Street Fighter games are a bench mark in the gaming industry, and represent one of the most success franchises ever – even if they did have that awful movie with Jean Claude Van Damme. If Mortal Kombat lacked in gameplay, or the art style was just too graphic, then a solid argument can easily be made for several of the games within the Street Fighter franchise to take the crown of best fighter ever made.
Compared with our other offerings, Tekken is something of a late bloomer. That’s not to say it hasn’t paid its dues though. Now on its seventh installment, like Injustice’s other major competition, Tekken has a cult-like following.

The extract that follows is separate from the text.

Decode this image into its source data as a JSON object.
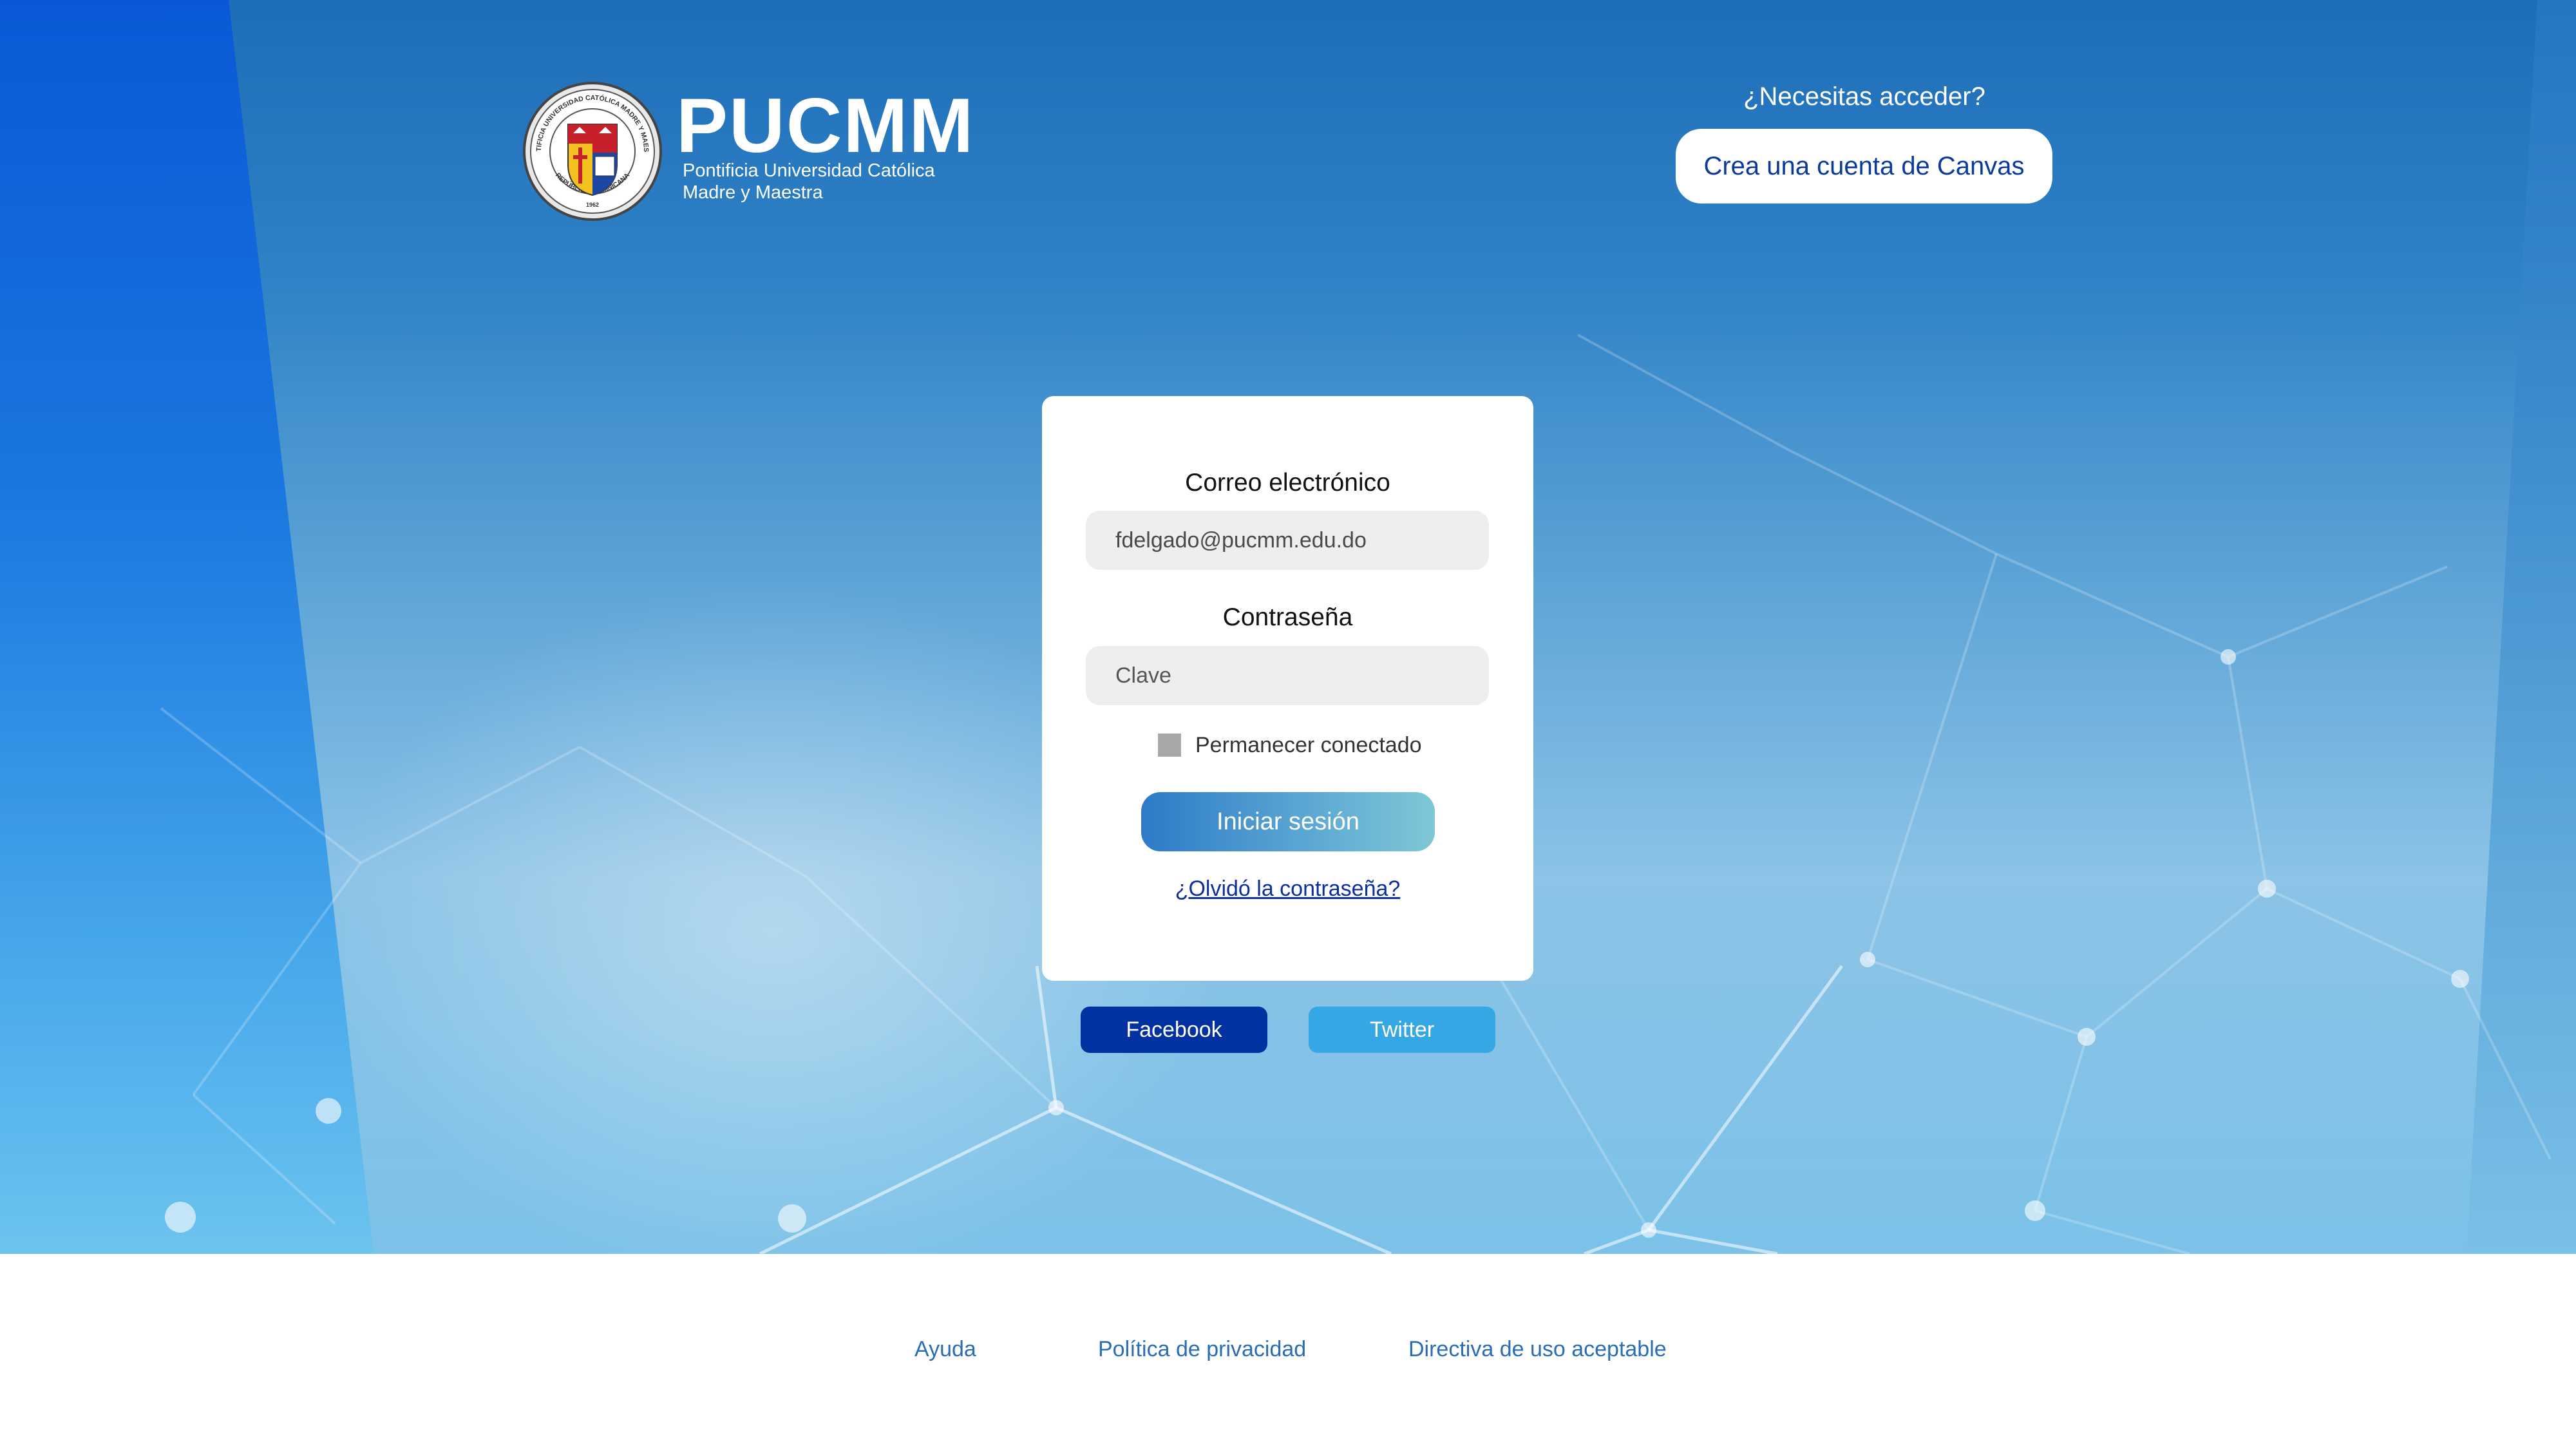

The fighting style is entirely different here again, with a full three-dimensional take on movement. This creates a game that is distinct from the competition it’s up against today. You’ll not find quite the same level of supernatural powers amongst the roster as in many other fighters either, several of the move sets featured are inspired by distinct real-world martial art styles. Particularly amusing is that of the drunken boxing master, Lei Wulong who periodically tops his buzz up whilst delivering a barrage Kung-Fu attacks inspired by the Jackie Chan classic movie, The Legend of Drunken Master. Tekken is all about throws, combinations, and slams rather than spitting acid, and “psycho crushers”.
Whilst the characters are arguably less iconic those of SF and MK, Tekken’s universe still includes some awesome combatants. Take Yoshimizu, King, or Eddie Gordo for example. Between those three you’ve a professional wrestler with the head of a jaguar, a break dancing mixed martial artist, and a space ninja. One more time in case you missed that – a freaking space ninja!
So, which is the best fighter ever?
Realistically, that’s going to depend on your own point of view, and ultimately your tastes. If you love DC Comics, and think Mortal Kombat was needlessly violent but loved its gameplay, Injustice II could well become your favorite ever fighting game. It’s a great game with loads of replay value, and as with many Warner Bros titles, a compelling storyline backs the action. The inclusion of RPG-like elements adds a nice twist for a fighter, and the team have gone to town on designing each character’s super moves. All told, it’s a great fighting game – the absolute best? Probably not.
It’s hard to dismiss the competition. You’ve got games that have spent almost three decades refining their craft, adding depth to their characters, and creating worlds that their fans will find very difficult to turn theirs back on. Ultimately, which is the best fighter ever doesn’t even matter. Which do you like playing most? As long as you’ve got someone to grab the other controller from time to time, does it even matter?